* Your instructions
Would you retype the whole listing exactly, leaving its pictures out?

* Input material
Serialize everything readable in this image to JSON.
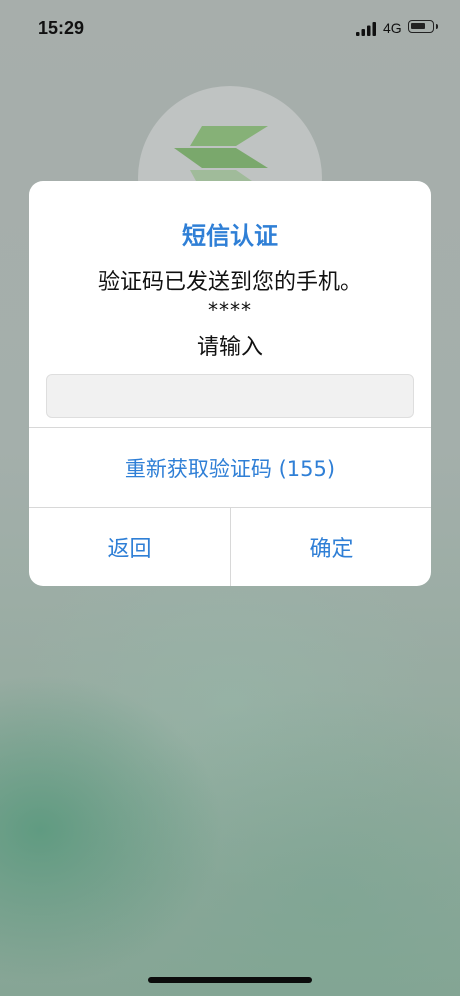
{
  "status_bar": {
    "time": "15:29",
    "network": "4G",
    "icons": [
      "signal-bars-icon",
      "battery-icon"
    ]
  },
  "background": {
    "logo_icon": "app-logo-icon"
  },
  "dialog": {
    "title": "短信认证",
    "message": "验证码已发送到您的手机。",
    "masked_phone": "****",
    "prompt": "请输入",
    "input_value": "",
    "input_placeholder": "",
    "resend_label": "重新获取验证码 (155)",
    "back_label": "返回",
    "confirm_label": "确定"
  },
  "colors": {
    "accent": "#2f7fd6",
    "dialog_bg": "#ffffff",
    "input_bg": "#f1f1f1",
    "divider": "#d8d8d8"
  }
}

* Answer for the task
Serialize everything readable in this image to JSON.
{
  "status_bar": {
    "time": "15:29",
    "network": "4G",
    "icons": [
      "signal-bars-icon",
      "battery-icon"
    ]
  },
  "background": {
    "logo_icon": "app-logo-icon"
  },
  "dialog": {
    "title": "短信认证",
    "message": "验证码已发送到您的手机。",
    "masked_phone": "****",
    "prompt": "请输入",
    "input_value": "",
    "input_placeholder": "",
    "resend_label": "重新获取验证码 (155)",
    "back_label": "返回",
    "confirm_label": "确定"
  },
  "colors": {
    "accent": "#2f7fd6",
    "dialog_bg": "#ffffff",
    "input_bg": "#f1f1f1",
    "divider": "#d8d8d8"
  }
}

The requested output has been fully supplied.